  • We found Baldwin’s comments about the decline of modern movies fascinating. He claims that John Travolta was the last true movie star, someone whose persona could draw customers to his movies and then deliver on that stardom. Since then, Baldwin says actors are used more to get people into the seats, but it’s the technicians who have to do the real work on the product.
  • After drilling Baldwin on some more serious points, Maslin tried to lighten the mood by asking Baldwin a series of true-or-false questions based on what she read about him online. This Internet fact-check revealed that Baldwin once had a job as a waiter at Studio 54. It also left him wondering whether the audience came to hear him talk about that.

Some audience behavior seems to repeat itself panel after panel. We’ll be updating a running list of “PANEL RULES!” that will help ensure that you are not the dweeb of the Panel Nerds.

Panel Nerds don’t like…Reminiscers
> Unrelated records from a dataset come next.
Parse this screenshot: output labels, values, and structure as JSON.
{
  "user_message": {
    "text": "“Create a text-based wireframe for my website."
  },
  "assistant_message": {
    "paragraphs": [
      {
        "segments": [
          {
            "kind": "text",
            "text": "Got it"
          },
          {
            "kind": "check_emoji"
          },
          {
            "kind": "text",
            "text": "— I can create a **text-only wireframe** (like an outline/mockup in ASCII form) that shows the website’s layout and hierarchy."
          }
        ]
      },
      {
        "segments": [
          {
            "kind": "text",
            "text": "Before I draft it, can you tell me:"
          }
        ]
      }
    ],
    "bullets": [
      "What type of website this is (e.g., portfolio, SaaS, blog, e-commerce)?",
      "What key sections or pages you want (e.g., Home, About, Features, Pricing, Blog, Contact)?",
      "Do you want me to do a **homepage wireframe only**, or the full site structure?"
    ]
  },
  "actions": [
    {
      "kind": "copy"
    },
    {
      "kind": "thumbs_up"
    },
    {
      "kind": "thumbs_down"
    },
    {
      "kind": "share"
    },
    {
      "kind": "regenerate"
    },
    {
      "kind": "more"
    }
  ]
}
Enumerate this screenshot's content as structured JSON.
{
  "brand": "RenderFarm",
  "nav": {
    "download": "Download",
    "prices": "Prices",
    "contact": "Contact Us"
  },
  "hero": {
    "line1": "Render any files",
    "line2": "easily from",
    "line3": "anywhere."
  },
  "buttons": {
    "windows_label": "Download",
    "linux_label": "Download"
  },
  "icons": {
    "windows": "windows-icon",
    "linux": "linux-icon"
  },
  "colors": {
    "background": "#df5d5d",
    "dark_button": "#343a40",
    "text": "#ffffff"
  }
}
It was nice of so many of Baldwin’s old neighborhood friends (and dentist) to come out and support the Westchester County native. But did they all have to make their ways to the microphone? The first time it was endearing, but by the third and fourth example we were wishing for strangers to bypass the memory keepers in the line. With limited time and access to Baldwin, we wanted to hear more questions and answers. Instead, we heard a series of anecdotes that didn’t lead to anything but self-indulgence. Let’s keep the focus on the celebrity panelist, not those who shared a backyard with him.